Description of the task:
From the listing below, pull each line that includes "headers".

Records for processing:
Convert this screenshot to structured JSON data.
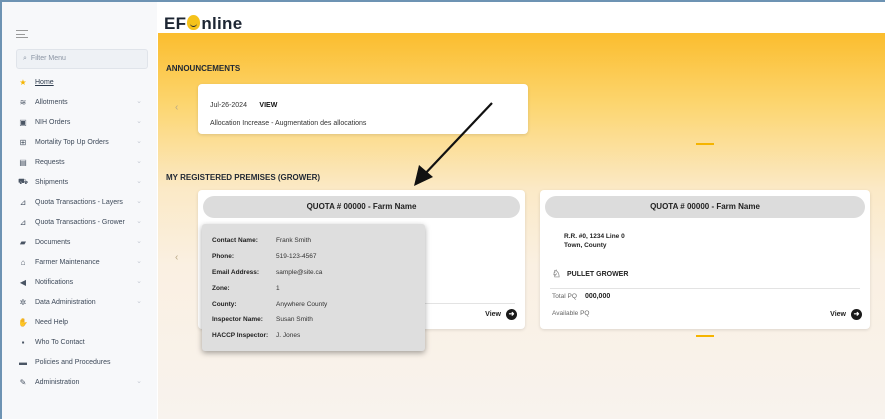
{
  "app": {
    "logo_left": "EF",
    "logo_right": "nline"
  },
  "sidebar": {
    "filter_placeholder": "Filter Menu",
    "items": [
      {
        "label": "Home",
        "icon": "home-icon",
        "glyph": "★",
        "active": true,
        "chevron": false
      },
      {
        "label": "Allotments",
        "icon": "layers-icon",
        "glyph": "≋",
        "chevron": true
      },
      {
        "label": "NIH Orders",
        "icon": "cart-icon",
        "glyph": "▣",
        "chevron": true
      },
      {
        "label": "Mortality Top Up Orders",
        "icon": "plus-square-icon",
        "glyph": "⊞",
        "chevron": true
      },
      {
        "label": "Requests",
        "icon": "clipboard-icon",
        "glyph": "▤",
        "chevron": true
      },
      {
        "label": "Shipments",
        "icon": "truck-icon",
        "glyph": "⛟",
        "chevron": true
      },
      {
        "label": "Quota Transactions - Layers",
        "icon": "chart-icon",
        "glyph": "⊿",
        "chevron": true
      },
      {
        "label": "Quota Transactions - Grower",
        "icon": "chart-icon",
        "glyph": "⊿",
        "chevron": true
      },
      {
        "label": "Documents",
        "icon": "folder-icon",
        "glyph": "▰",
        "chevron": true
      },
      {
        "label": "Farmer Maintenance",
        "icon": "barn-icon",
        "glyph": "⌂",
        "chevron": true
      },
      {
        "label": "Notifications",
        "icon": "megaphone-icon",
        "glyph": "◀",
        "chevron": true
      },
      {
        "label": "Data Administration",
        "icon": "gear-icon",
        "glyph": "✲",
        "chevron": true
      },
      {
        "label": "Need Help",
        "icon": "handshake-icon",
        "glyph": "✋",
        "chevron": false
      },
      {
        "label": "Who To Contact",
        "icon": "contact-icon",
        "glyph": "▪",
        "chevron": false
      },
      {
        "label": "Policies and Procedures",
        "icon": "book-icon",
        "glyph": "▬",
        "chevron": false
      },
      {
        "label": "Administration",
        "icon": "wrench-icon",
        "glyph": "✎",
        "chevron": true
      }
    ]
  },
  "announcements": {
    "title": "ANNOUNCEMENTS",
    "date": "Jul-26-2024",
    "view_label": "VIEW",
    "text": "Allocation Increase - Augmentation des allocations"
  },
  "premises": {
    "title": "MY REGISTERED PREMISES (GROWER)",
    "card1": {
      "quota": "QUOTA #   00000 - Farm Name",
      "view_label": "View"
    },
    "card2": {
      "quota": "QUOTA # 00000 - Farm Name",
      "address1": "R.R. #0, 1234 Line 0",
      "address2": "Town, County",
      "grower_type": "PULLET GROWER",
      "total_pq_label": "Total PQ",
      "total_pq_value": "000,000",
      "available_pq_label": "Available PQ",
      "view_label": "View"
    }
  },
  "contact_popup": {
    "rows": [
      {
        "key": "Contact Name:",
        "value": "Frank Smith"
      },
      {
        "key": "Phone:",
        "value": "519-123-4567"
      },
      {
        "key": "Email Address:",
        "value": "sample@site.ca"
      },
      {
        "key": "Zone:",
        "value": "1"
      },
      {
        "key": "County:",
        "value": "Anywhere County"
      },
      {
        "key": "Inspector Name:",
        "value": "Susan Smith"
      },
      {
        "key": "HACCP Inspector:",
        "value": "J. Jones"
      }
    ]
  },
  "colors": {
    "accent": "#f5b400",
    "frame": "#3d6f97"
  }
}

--

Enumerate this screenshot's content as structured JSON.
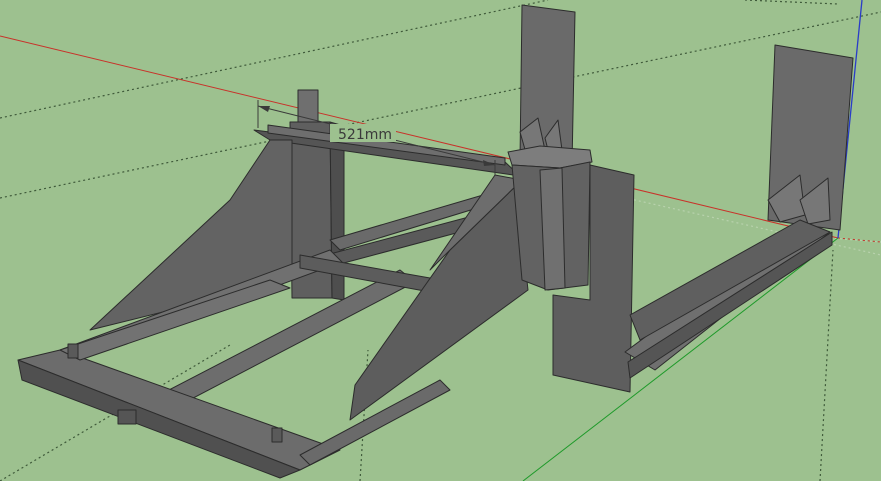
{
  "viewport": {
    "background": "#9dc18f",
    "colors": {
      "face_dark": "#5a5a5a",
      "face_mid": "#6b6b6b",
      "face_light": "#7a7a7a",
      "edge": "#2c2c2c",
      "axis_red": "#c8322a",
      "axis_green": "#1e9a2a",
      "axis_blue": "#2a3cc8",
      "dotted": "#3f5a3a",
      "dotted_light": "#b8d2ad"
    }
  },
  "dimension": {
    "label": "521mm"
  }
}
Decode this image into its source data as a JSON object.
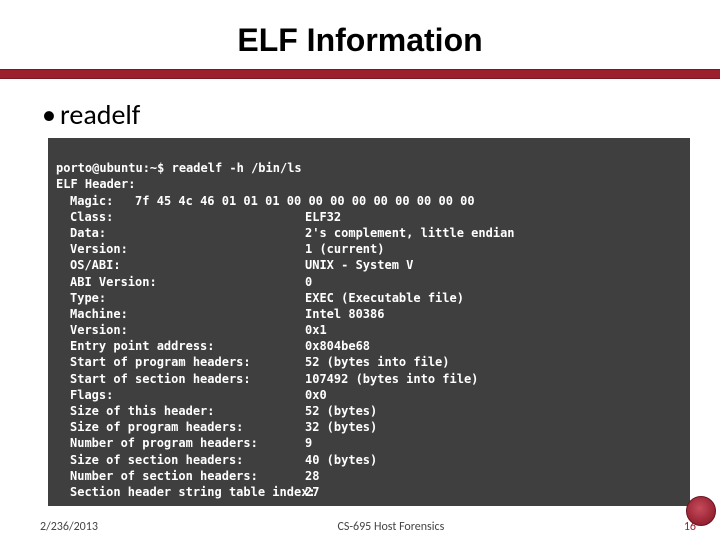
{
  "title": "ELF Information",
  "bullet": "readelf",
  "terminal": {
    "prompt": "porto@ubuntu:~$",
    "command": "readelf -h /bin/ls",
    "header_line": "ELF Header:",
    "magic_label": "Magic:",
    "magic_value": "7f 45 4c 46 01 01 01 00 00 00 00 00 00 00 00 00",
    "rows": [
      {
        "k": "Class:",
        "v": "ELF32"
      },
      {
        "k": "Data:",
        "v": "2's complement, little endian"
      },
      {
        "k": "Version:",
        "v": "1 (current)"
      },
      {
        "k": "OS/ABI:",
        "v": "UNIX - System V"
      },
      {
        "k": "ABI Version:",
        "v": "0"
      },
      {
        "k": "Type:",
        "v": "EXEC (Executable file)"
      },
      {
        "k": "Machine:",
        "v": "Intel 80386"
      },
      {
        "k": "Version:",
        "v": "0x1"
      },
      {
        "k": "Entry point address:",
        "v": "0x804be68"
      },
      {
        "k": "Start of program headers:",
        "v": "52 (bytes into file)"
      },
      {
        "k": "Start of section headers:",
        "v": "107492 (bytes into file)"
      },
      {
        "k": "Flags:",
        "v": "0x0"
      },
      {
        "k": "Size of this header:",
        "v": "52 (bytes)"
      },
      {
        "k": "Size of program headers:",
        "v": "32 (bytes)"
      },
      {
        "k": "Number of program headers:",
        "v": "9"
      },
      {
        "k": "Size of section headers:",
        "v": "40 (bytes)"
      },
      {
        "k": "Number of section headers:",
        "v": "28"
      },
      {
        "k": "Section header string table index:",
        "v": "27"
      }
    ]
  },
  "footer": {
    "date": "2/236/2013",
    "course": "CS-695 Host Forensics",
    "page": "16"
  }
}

Result of the task:
        "k": "Start of program headers:",
        "k": "Start of section headers:",
        "k": "Size of program headers:",
        "k": "Number of program headers:",
        "k": "Size of section headers:",
        "k": "Number of section headers:",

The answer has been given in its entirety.